In many ways, sex education often seems to get stuck in two big places. Plenty of people seem to think that if you're talking about sex to young people at all -- no matter how you're talking about it, no matter why you're talking about it -- that's progressive enough, and for some, that in and of itself is too progressive. Despite Americans having over 100 years to get used to sex education at this point, for many it still seems an innovation, and not a particularly welcome one.
If you are in Italy these days and spend some time watching the news and talking to Italians, you'll notice that there is one topic on everyone's minds and that's rape. In the past few months, there has been extensive media coverage of several rapes that have been perpetrated in the big cities. There has been a huge public outcry coupled with a large demand for more police presence and tougher punishments for rape. Just last week, Prime Minister Berlusconi responded by passing emergency laws to deal with the situation.

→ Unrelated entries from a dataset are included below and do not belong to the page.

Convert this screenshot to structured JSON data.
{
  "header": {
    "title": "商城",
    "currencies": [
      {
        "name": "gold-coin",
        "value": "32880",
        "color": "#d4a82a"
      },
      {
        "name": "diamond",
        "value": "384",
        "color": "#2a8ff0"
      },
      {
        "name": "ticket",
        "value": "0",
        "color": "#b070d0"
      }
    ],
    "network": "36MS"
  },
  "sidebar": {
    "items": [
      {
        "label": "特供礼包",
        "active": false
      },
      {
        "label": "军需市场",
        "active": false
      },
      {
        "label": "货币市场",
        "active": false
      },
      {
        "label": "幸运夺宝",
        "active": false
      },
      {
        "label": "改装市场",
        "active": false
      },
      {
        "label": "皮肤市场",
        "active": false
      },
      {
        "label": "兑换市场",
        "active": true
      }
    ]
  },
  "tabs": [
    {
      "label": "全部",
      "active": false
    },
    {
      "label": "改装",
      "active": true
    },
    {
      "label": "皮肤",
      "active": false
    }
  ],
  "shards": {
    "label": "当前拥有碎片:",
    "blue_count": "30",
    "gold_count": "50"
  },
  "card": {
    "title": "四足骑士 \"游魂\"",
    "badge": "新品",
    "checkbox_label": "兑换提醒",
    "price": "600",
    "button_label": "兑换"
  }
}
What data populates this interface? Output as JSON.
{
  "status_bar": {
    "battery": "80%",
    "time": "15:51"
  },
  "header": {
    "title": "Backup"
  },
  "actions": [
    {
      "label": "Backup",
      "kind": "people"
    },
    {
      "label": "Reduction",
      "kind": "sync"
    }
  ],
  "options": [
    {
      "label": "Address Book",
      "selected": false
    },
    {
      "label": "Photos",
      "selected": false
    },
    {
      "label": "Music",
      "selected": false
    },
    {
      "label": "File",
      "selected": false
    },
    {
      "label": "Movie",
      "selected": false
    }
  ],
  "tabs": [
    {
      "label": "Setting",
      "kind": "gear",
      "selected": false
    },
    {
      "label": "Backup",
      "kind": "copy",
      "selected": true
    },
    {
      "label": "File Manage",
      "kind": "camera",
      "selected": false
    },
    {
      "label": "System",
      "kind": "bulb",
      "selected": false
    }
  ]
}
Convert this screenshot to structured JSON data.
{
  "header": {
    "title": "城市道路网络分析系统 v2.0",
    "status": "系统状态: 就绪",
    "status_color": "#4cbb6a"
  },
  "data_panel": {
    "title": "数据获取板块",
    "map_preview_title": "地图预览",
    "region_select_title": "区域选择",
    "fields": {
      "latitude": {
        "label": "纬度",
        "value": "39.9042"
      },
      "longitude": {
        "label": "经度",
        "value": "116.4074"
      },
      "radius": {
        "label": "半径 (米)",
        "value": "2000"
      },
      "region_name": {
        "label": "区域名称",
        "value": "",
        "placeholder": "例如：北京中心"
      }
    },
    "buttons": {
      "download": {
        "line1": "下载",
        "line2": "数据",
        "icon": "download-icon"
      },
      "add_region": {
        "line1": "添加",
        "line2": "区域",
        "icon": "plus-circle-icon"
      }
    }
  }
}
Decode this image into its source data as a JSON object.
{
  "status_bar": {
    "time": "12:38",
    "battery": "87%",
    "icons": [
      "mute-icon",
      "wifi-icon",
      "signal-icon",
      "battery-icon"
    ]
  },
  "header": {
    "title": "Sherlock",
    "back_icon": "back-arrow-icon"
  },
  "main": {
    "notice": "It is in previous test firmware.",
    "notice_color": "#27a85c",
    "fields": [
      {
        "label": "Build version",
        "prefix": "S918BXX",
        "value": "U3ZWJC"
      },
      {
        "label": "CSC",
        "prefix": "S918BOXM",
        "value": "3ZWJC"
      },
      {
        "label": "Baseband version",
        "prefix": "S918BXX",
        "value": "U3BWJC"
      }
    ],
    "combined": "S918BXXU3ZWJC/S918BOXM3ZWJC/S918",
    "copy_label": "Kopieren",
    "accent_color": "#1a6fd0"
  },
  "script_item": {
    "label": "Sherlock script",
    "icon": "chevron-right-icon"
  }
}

The last few weeks I've been contemplating if my labia are bigger than my ears.
My partner became aware that this was on my mind because every few days she'd hear me murmur, "You know, I think my labia are bigger than my ears!"
From the look on her face I could tell she was trying to picture what my labia looked like, and then she'd peer at my ears. "Surely not. Of course they're fabulous, but I don't think they're that big."
"But I mean, fully stretched out, not just dangling."
Then she'd say, "Yeah, they could be. Should we measure?"
In life, generally, we can get ourselves in a pickle and need someone to talk to. Our friends and families love us, they can have great advice, but sometimes it doesn't match up with what we need or want and we don't want to offload on them or ask them for some new advice and tell them some of their well-meaning words didn't work and "so... can we try something else?". Which is how I have felt a lot of the time.
From February 14th through March 15th, one of our regular donors has agreed match the donations we receive up to $350 per donor, and/or up to $3,000 total.
Young women today have it so much better when it comes to sex than we did... right?
Now and then, when talking about the population I work with and the work I do with them, I will hear or face women my age (I'll be 39 this spring) or older stating that now that we live in a post-feminist world here in the states, they're shocked to hear that young women are struggling with sex and sexuality....well, just like we were. And some struggle even more.
My teenage years were filled with “evangelical sex education.” I remember the heavy use of punctuation in my True Love Waits book and wondering what sex was really like. At the time, I assumed marriage was the future of my sexuality. This was a bit upsetting considering sex felt like an unknown planet where I was unwelcome. In order to change history I started researching sexuality education programs. I was angry about my limited education and felt confident that there must be at least one curriculum in the US with gumption and accurate information for teens.
If you’re a regular at the main site, you may have already seen these two new articles: An Immodest Proposal by Heather Corinna and Let's Get Metaphysical: The Etiquette of Entry by CJ Turett and Heather Corinna. But if you haven’t gotten a chance to check them out yet, here’s a brief introduction to both.
Blacks were disproportionately affected by sexually transmitted infection rates in 2007, including chlamydia rates that reached a record high and syphilis rates that increased for the seventh consecutive year, according to a CDC report released on Tuesday, Reuters Health reports (Dunham, Reuters Health, 1/13).
Happy New Year to you!
We hope your 2009 is happy, healthy, and downright fantastic. These may be hard times, but there’s still so much to be grateful for and glad about— plus, there’s no better time than now for you to take action and make a difference!